If you have severe symptoms, such as diarrhea, fever or vomiting, your doctor may want you to go to the hospital to be treated with special fluids and medicines that must be given intravenously (in your veins). If you have severe inflammatory bowel disease, they may want you to take powerful medicines called immunosuppressants.
If the doctors feel your condition becomes so severe that it can’t be helped by medicines, they will recommend removal of part or your entire colon surgically. Crohn’s disease usually isn’t helped with surgery, however many times they will recommend it in severe cases.
Because Crohn’s disease and ulcerative colitis symptoms keep coming back and their symptoms cannot be predicted ahead of time, patients with these illnesses can become depressed. If you talk with your family doctor about this, most likely he will prescribe an antidepressant medicine, in an attempt to help you feel better.
The natural health protocol
Most people, including the medical community, do not fully understand the digestive process. Not much time is focused on the importance of properly chewing your food, and even less to the quality of the food selected for consumption. This is unfortunate, as both are critical to good health and long life, especially for IBD conditions.

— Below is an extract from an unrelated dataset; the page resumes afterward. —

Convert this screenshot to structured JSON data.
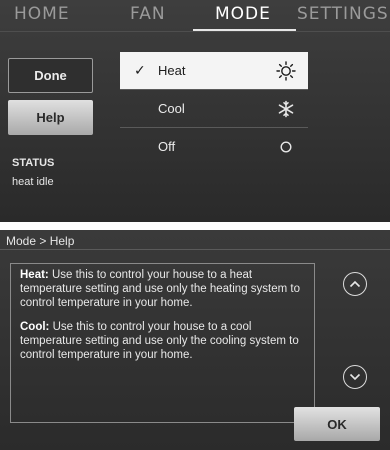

Your digestive tract is a 25-foot to 35-foot long hose that is an engineering marvel. It takes foods – a whole apple for example – chops it up, breaks it down, separates the good from the bad, extracts nutrients, and delivers them to the body.
If a component of the digestive system malfunctions, it may result in a minor, localized problem or a serious, “whole body” problem. It is important, then, to know how digestion works and what can go wrong.
Many in the natural health field agree that there is no single cause of IBD, and that poor dietary choices, food allergies, medication, stress, hormone changes, low fiber intake, infection, parasites, lactose intolerance, laxatives, a cellulase deficiency, and antibiotic abuse could all be involved. In fact, the consensus is that just about anything that disturbs our intestinal bacterial balanceâ€”the ratio of good bacteria to bad bacteriaâ€”could also have a hand in causing IBD.
Improved dietary choices will help improve the condition, including a high-fiber diet from fresh fruits and vegetables, supplementing with digestive enzymes and probiotics and drinking plenty of water is also important.
For more information and guidance to overcome IBD naturally, contact me.